** EXERCISE **
Go over each line of the entries below, count those with "orange", and give only the count.

>>>

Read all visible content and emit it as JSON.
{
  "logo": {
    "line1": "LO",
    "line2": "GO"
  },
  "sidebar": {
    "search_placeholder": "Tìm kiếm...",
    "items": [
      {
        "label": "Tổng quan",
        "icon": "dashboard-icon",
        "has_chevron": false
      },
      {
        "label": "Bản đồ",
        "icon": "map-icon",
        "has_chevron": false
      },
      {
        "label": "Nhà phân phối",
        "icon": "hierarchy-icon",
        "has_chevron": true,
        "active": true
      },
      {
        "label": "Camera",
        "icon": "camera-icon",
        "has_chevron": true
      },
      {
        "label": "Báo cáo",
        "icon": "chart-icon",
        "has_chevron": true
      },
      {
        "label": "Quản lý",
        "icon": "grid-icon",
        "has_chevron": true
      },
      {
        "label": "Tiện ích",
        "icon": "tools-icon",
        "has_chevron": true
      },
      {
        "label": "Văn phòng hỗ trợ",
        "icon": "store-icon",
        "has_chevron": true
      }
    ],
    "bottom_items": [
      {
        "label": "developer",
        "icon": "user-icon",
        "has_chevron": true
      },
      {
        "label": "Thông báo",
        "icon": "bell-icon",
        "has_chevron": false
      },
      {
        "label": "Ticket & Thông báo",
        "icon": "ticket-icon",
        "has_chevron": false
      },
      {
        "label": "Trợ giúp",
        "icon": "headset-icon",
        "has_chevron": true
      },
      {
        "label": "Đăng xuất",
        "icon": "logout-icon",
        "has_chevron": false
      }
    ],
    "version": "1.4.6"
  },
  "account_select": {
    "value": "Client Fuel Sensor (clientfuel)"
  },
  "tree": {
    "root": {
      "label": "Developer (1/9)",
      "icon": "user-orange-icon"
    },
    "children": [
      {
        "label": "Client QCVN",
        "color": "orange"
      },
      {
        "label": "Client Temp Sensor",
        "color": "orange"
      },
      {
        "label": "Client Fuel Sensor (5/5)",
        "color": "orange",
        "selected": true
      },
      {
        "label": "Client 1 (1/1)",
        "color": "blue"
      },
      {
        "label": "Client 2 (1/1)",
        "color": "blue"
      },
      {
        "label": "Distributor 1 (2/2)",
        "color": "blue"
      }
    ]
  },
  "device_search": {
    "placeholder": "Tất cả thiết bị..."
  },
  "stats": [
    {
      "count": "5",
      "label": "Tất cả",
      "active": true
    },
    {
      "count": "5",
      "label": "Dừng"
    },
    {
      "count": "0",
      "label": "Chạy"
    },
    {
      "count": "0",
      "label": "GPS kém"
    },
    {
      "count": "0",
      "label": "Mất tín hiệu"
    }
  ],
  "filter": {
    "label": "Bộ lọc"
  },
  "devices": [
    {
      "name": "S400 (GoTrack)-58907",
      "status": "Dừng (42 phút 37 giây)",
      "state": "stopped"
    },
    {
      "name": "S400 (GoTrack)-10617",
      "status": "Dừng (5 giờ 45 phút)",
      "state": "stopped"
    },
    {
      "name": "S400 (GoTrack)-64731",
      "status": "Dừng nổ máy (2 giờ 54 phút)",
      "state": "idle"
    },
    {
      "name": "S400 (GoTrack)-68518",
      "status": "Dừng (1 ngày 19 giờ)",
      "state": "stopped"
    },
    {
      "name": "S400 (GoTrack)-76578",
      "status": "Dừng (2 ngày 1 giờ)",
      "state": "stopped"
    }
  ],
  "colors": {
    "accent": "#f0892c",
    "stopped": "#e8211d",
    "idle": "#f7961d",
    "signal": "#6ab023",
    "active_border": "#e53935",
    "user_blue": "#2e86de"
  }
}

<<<
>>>

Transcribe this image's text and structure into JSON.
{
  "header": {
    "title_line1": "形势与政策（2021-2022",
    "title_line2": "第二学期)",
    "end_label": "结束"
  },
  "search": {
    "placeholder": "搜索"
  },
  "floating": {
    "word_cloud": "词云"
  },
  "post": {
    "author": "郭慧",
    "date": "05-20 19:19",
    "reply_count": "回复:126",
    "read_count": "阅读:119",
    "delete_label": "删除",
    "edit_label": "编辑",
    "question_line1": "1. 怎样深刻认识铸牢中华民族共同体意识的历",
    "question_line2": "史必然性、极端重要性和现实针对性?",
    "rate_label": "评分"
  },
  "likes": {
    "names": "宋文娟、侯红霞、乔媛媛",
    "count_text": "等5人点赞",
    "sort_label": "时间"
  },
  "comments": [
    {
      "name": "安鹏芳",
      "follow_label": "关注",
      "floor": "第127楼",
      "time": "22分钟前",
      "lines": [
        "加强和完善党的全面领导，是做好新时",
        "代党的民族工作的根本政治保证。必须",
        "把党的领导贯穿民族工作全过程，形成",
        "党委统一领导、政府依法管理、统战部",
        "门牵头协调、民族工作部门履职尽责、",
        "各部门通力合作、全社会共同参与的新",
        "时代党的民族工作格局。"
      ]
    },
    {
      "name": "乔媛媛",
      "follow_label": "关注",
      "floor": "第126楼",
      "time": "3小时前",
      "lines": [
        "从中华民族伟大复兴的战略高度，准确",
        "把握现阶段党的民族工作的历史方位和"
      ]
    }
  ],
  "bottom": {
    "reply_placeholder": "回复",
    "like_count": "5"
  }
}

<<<
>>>

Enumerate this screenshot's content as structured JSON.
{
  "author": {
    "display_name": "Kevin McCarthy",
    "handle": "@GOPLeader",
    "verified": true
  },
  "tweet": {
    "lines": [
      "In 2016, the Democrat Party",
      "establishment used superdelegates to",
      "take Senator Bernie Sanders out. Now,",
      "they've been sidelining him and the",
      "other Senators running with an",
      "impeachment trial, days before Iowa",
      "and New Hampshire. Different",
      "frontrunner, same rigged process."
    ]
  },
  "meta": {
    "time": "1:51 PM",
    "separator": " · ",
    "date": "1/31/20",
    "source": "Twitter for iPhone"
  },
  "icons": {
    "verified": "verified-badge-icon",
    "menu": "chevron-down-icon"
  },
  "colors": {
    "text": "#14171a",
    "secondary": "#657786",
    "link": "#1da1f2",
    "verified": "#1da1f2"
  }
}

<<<

** WRITTEN SOLUTION **
4